It seems that those missing 60 trucks, along with the Jordanian eagerness to pull the trigger, prevented the Jordanian tanks from rolling over the east bank, and led to the chain of events that resulted in the unexpected Israeli conquest of the West Bank. The “Tigris” force was sent to engage in a similar deceptive operation in the South Hebron Hills, but there too, its operation was cancelled, due to the speed of the developments. The results do not speak to the intentions, however: then Defense Minister Moshe Dayan did not lie when he publicly declared that Israel had no intention to conquer. In a closed briefing to the members of the Knesset Foreign Affairs and Defense Committee on June 7, Prime Minister Levi Eshkol hinted at peace agreements upon the war’s end. Dayan, the Labor Party’s right-wing pole, told Eshkol that Israel should not cross the line set by the international community and take control of the Golan Heights, while Ya’akov Hazan, the left-wing pole from Mapam, encouraged Eshkol to do just that.
In light of the expected founding of an independent Palestinian state, questions of security along Israel’s eastern border have returned to the nation’s daily agenda, especially due to the plans proposed by U.S. Secretary of State John Kerry and retired general John Allen. We’ve returned to the starting point: In order to defend Israel, with a combination of Israeli and international military presence, as well as disarming of hostile Palestinian forces, we must first define the exact parameters of the Israel we’re trying to defend.

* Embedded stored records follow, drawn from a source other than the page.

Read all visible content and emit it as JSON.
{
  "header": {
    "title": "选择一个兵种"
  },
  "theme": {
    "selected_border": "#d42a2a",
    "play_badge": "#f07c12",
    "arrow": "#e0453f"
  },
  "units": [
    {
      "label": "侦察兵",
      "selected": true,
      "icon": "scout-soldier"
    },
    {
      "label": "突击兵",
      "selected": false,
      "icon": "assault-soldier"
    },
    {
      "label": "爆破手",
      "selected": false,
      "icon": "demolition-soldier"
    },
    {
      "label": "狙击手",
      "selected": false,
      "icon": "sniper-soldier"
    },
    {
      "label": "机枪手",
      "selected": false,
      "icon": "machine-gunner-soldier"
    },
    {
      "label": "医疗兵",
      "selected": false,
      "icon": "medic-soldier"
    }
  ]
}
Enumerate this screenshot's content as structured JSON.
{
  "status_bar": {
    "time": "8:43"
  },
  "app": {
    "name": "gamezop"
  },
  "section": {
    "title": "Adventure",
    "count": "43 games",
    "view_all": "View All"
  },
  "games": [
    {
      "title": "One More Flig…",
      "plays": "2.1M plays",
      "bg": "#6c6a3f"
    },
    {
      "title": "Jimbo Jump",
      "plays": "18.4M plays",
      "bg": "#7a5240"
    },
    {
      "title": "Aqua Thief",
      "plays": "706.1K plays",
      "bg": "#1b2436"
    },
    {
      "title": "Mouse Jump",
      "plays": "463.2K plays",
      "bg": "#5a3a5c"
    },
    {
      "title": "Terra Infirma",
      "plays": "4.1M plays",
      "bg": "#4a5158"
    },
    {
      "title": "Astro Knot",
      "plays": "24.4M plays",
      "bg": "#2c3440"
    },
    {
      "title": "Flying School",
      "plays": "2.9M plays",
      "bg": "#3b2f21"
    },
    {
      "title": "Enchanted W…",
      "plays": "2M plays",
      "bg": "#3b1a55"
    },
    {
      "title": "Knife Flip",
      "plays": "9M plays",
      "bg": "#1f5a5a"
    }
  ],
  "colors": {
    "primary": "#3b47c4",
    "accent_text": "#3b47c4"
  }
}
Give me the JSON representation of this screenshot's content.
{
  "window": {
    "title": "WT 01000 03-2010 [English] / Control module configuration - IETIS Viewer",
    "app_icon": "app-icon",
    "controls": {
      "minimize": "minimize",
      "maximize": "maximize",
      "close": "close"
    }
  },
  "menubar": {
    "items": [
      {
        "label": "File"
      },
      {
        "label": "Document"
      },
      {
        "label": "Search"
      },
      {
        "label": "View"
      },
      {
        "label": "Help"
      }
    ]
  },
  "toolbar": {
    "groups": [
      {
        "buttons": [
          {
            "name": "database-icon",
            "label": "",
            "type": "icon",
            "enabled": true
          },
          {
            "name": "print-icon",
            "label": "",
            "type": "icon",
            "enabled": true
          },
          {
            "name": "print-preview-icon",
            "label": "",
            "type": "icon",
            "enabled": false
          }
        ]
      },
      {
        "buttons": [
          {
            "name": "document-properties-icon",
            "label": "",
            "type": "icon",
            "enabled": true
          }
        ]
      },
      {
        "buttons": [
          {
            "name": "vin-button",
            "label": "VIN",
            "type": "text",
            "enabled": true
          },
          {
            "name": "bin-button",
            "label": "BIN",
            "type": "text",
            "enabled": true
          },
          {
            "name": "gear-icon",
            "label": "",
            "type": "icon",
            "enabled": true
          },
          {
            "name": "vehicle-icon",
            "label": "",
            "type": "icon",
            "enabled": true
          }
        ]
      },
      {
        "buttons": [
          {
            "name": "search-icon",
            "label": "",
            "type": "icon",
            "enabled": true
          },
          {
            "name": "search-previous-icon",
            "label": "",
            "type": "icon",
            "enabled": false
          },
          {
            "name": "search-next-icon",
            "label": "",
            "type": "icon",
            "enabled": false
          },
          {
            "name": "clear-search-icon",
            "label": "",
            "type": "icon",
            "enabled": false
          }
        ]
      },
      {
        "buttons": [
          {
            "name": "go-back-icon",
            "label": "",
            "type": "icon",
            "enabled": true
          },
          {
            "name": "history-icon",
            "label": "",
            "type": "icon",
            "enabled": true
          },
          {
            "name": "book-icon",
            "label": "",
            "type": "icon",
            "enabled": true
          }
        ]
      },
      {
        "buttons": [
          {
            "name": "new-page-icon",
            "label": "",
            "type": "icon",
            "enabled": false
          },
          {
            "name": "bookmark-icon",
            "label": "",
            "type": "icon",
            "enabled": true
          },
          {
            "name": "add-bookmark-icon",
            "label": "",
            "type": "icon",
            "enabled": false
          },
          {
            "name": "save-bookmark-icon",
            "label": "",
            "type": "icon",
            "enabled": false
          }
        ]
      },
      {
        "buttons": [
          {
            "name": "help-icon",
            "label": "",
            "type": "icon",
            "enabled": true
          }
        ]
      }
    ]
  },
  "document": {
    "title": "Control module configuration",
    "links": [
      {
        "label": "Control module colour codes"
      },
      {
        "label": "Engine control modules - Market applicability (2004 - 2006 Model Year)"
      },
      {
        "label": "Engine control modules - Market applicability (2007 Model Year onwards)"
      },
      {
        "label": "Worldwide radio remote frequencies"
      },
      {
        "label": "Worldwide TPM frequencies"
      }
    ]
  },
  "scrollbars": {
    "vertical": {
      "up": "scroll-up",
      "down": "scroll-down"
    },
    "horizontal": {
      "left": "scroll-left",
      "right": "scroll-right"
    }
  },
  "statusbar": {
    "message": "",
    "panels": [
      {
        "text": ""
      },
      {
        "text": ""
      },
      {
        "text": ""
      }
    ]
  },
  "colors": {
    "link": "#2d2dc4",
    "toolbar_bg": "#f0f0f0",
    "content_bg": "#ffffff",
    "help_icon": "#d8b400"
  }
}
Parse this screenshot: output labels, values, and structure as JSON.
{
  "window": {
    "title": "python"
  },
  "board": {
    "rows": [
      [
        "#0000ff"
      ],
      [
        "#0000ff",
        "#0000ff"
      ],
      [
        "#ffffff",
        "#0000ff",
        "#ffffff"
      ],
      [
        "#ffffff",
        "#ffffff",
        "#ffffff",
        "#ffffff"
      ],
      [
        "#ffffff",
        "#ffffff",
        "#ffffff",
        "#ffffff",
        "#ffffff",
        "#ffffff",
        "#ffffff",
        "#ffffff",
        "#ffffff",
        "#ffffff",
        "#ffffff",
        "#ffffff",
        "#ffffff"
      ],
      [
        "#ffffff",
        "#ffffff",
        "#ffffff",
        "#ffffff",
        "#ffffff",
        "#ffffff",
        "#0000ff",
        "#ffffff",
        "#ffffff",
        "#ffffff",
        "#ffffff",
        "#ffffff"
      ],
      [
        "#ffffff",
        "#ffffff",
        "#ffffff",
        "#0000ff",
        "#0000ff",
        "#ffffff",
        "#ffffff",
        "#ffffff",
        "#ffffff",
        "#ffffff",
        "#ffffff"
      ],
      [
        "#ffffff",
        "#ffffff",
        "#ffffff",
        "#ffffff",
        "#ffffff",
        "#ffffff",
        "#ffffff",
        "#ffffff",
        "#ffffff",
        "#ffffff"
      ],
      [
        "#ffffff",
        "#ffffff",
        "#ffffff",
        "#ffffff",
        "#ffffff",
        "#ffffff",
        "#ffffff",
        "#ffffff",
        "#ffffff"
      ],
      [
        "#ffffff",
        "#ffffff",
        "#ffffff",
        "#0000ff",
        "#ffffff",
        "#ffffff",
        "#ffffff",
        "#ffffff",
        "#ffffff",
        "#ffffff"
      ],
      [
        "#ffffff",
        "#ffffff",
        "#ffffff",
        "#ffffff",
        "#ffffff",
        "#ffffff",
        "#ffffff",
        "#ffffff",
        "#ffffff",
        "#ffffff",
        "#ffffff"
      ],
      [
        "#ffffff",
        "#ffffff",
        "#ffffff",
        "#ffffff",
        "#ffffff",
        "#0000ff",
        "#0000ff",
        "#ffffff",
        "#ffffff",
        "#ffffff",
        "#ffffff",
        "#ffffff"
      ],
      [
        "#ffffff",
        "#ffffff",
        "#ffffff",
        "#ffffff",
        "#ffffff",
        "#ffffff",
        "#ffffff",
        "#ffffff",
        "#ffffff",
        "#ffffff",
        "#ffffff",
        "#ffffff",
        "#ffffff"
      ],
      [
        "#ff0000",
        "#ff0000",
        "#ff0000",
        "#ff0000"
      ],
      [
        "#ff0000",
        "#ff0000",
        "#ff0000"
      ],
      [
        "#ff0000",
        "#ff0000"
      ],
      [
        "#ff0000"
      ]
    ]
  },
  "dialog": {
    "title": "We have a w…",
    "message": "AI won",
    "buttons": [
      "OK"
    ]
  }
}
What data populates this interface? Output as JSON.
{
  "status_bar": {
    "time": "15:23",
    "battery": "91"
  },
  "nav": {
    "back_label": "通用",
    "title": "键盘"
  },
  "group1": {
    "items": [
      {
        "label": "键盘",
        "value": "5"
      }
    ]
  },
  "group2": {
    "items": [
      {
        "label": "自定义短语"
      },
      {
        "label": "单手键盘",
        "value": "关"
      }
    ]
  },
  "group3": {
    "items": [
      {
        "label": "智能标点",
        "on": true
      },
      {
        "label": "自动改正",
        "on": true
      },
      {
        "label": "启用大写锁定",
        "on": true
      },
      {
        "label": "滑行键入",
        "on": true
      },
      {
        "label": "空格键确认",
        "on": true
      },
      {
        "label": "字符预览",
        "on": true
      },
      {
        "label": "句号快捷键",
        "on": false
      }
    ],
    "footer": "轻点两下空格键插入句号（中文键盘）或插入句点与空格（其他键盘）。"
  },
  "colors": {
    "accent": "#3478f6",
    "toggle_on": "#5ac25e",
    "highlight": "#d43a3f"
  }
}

Here, the internal factor comes into play. Israel littered the area with mines as a means to prevent evacuating it. The old claim, that military presence alongside permanent settlement will increase security, was duplicated east of the Green Line, in the West Bank, and the Golan, and only complicates the bargaining, because military presence can be removed with an order, but civilian presence is not so easily removed. Dozens of small settlements have sprung up in the Jordan River Valley, home to thousands of settlers.
This week, Defense Minister Moshe Ya’alon, as a politician scheming to be head of Likud, and perhaps prime minister, visited the Jordan River Valley, and sucked up to the settlers. He spoke of the fears that rockets could be launched from the West Bank at Tel Aviv or Ben Gurion Airport, legitimate danger that should be dealt with diplomatically and with appropriate security policy. But first, he expressed his opposition to removing settlers as part of a peace agreement. “I’m an advocate of settlement,” said Ya’alon. “I believe in it. In places where Jews don’t live, there’s no security either. Whoever really wants peace must talk about coexistence, and not removing Jews like what was done in Gaza, and the ensuing destruction there that led to rockets being fired on Israel.”
That is a political statement, not a security one. The prime minister’s Likud advisers know better than to get too close to debates about plans including removing settlers from their homes. Gantz, his second in command Gadi Eizenkot, and other senior officers that comprise the upper echelons of the IDF are remaining silent so as not to quarrel with their superiors. As usual, American assistance is essential. Dempsey, playing the role of Gantz’s spokesman, was asked this week what Gantz meant by strategic opportunity. Dempsey chose to leave it to imagination.
Want to enjoy 'Zen' reading - with no ads and just the article? Subscribe todaySubscribe now